By Charles Igwe
Pope Francis extended a heartfelt invitation during an ecumenical Evening Prayer service held at the Basilica of St. Paul Outside the Walls on Thursday evening. This event marked the conclusion of the Week of Prayer for Christian Unity, where the Pope joined leaders and representatives from various Churches for Vespers, including Metropolitan Polycarp of Italy, representing the Ecumenical Patriarchate of Constantinople.
As a symbolic gesture of Christian Unity, Pope Francis, alongside Archbishop Justin Welby, the Archbishop of Canterbury and leader of the Anglican Communion, dispatched pairs of Catholic and Anglican Bishops. These bishops are actively participating in the ecumenical summit called “Growing Together,” taking place in both Rome and Canterbury. They were commissioned by the Pope and the Archbishop to continue testifying to the unity willed by God for his Church in their respective regions.
In his homily, Pope Francis emphasized that division does not originate from God but only from the devil. He drew inspiration from the Gospel of Luke (10:25-37), recounting the scholar of the law’s question to Jesus about inheriting eternal life. Using the parable of the Good Samaritan, the Pope emphasized the importance of a love that transcends past grievances, putting brothers and sisters before the rigid defense of religious structures.
Encouraging a shift in perspective, Pope Francis urged Christians to ask, “Do I act like a neighbor?” instead of questioning who their neighbor is. He highlighted the universality of brotherhood, asserting that everyone in the world is our brothers and sisters. The Pope prompted introspection into whether personal and communal spirituality is rooted in self-interest or human fraternity within the Body of Christ.
Reflecting on St. Paul’s question about inheriting eternal life, Pope Francis underlined the significance of leaving behind personal ideas and allowing God to initiate the conversion of hearts. He emphasized the need for a journey toward Christian unity that prioritizes prayer, as growth in the service of God and neighbor fosters reciprocal understanding among Christians.

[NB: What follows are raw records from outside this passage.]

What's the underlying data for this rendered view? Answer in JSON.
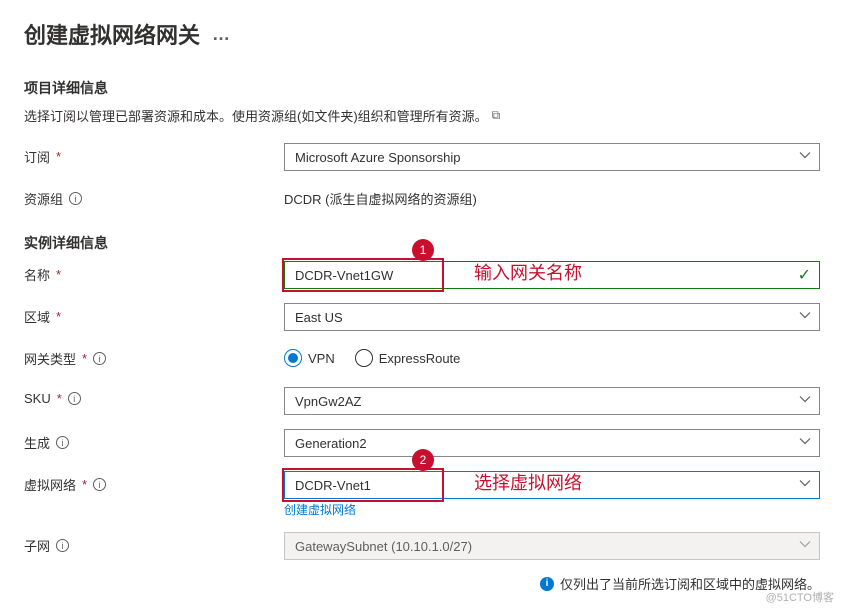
{
  "page": {
    "title": "创建虚拟网络网关"
  },
  "sections": {
    "project": {
      "title": "项目详细信息",
      "desc": "选择订阅以管理已部署资源和成本。使用资源组(如文件夹)组织和管理所有资源。"
    },
    "instance": {
      "title": "实例详细信息"
    }
  },
  "fields": {
    "subscription": {
      "label": "订阅",
      "value": "Microsoft Azure Sponsorship"
    },
    "resourceGroup": {
      "label": "资源组",
      "value": "DCDR (派生自虚拟网络的资源组)"
    },
    "name": {
      "label": "名称",
      "value": "DCDR-Vnet1GW"
    },
    "region": {
      "label": "区域",
      "value": "East US"
    },
    "gatewayType": {
      "label": "网关类型",
      "options": {
        "vpn": "VPN",
        "expressRoute": "ExpressRoute"
      },
      "selected": "vpn"
    },
    "sku": {
      "label": "SKU",
      "value": "VpnGw2AZ"
    },
    "generation": {
      "label": "生成",
      "value": "Generation2"
    },
    "vnet": {
      "label": "虚拟网络",
      "value": "DCDR-Vnet1",
      "createLink": "创建虚拟网络"
    },
    "subnet": {
      "label": "子网",
      "value": "GatewaySubnet (10.10.1.0/27)"
    }
  },
  "hint": {
    "text": "仅列出了当前所选订阅和区域中的虚拟网络。"
  },
  "annotations": {
    "badge1": "1",
    "text1": "输入网关名称",
    "badge2": "2",
    "text2": "选择虚拟网络"
  },
  "watermark": "@51CTO博客"
}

Concluding his address, Pope Francis asserted that the answer to St. Paul’s question lies in prayer. Prayer for unity, he stressed, is a sacred responsibility that connects Christians with the Lord, who prayed fervently for unity. As Christians unite in prayer, the Pope urged them not to forget to pray for an end to wars, particularly in Ukraine and the Holy Land, urging believers to rise from routine and embark on a renewed journey, fulfilling the divine will “so that the world may believe.”